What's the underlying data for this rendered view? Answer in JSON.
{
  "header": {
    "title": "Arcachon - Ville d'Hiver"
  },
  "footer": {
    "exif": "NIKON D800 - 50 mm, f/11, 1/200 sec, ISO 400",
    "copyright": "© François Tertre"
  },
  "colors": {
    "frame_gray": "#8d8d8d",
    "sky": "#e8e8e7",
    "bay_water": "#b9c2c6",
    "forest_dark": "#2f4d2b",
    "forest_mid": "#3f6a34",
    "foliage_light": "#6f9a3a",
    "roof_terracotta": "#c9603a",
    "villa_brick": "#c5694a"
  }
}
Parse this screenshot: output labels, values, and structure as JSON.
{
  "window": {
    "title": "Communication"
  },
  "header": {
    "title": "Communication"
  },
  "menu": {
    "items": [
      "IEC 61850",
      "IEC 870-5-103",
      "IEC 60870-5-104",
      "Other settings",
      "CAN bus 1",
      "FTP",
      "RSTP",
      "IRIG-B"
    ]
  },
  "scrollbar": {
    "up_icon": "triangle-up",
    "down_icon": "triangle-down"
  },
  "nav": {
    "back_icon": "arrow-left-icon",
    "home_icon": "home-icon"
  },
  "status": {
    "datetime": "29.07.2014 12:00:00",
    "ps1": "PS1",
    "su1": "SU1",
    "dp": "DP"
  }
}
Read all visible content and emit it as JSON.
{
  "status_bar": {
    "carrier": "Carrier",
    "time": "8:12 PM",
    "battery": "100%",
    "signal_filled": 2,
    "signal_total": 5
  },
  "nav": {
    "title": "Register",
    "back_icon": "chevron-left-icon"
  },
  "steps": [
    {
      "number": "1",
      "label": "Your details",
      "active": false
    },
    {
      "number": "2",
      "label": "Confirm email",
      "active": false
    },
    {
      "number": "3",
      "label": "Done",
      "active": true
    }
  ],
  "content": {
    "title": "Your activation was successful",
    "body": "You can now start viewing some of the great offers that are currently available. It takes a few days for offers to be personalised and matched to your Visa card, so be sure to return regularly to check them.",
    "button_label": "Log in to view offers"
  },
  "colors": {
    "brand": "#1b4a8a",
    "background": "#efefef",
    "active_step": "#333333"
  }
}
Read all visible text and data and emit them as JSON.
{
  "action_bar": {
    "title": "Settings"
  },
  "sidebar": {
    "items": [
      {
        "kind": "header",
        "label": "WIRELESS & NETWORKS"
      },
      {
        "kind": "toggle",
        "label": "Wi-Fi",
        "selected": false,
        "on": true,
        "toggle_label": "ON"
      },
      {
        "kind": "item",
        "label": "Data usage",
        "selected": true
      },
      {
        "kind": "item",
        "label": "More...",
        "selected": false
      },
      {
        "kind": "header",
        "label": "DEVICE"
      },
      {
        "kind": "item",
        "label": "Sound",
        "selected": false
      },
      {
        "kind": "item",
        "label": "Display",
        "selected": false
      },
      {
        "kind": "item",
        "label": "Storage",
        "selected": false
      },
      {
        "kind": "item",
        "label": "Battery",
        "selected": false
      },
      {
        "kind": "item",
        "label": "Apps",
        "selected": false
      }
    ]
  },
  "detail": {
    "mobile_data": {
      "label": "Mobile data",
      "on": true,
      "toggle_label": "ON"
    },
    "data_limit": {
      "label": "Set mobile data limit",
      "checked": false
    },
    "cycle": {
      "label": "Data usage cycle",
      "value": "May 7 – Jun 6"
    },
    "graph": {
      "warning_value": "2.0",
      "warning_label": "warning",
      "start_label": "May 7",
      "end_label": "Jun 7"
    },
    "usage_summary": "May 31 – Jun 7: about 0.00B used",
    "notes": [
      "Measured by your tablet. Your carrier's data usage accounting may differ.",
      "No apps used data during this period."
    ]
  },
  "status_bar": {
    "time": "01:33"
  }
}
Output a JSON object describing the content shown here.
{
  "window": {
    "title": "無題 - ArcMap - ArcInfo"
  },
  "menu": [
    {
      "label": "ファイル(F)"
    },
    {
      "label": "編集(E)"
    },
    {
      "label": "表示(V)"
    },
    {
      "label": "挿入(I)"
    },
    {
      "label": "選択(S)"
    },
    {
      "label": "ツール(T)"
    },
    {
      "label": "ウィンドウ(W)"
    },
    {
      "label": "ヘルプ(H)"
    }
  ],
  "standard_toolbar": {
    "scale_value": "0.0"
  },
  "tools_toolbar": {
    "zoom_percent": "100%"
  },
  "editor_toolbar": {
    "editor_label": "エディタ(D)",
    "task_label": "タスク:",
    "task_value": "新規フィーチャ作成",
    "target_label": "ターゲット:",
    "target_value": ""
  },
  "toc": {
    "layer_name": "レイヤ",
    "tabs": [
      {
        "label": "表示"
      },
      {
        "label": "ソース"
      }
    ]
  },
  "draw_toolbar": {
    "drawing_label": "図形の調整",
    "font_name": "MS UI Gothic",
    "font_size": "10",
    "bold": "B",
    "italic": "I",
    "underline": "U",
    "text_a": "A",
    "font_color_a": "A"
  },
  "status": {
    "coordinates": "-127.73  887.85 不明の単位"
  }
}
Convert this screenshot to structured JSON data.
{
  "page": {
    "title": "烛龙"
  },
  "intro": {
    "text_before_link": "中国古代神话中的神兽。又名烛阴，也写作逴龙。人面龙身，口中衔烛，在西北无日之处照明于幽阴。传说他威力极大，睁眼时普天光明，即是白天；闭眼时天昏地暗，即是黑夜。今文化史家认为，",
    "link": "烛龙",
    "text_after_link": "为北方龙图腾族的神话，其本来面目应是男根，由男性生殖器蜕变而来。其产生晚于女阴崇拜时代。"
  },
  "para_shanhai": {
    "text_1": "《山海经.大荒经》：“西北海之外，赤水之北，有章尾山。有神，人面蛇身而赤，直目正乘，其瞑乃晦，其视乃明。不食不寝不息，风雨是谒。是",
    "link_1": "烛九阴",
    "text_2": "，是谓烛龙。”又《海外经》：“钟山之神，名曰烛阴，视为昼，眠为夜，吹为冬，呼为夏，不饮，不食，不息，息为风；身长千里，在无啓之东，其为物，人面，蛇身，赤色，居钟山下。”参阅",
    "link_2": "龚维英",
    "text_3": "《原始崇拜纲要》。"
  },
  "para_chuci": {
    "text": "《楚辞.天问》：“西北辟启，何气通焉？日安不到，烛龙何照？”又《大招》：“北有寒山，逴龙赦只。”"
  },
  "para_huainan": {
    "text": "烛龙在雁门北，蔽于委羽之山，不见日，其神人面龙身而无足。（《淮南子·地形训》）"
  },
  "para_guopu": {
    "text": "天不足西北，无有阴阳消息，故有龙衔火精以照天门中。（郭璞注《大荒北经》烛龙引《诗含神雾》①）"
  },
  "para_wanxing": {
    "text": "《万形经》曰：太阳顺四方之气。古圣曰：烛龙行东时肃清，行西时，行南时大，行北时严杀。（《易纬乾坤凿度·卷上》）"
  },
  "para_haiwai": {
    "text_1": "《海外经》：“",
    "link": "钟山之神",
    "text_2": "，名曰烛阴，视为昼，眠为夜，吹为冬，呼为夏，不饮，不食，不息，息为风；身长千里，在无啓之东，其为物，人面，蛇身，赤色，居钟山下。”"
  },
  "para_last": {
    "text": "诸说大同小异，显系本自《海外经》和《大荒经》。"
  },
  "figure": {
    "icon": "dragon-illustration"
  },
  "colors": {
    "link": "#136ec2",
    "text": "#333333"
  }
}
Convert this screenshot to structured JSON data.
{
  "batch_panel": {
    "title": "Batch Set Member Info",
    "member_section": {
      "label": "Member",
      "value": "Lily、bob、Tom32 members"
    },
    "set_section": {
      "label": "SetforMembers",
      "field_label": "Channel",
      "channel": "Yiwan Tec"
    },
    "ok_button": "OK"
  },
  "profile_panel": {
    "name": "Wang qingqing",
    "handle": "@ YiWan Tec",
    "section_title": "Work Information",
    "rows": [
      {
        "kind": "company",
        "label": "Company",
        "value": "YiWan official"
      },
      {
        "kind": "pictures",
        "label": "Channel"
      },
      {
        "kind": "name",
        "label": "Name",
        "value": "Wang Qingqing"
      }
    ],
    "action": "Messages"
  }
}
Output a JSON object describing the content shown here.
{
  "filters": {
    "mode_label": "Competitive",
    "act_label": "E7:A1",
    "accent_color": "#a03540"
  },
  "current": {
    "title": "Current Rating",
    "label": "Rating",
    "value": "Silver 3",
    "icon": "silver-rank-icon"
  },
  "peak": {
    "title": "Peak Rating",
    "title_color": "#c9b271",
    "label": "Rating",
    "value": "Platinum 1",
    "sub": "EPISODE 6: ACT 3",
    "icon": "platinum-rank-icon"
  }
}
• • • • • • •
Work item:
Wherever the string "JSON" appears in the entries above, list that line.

Answer space:
What's the underlying data for this rendered view? Answer in JSON.
Parse this screenshot: output labels, values, and structure as JSON.
Read all visible content and emit it as JSON.
Read all visible text and data and emit them as JSON.
Output a JSON object describing the content shown here.
Convert this screenshot to structured JSON data.
Convert this screenshot to structured JSON data.
Output a JSON object describing the content shown here.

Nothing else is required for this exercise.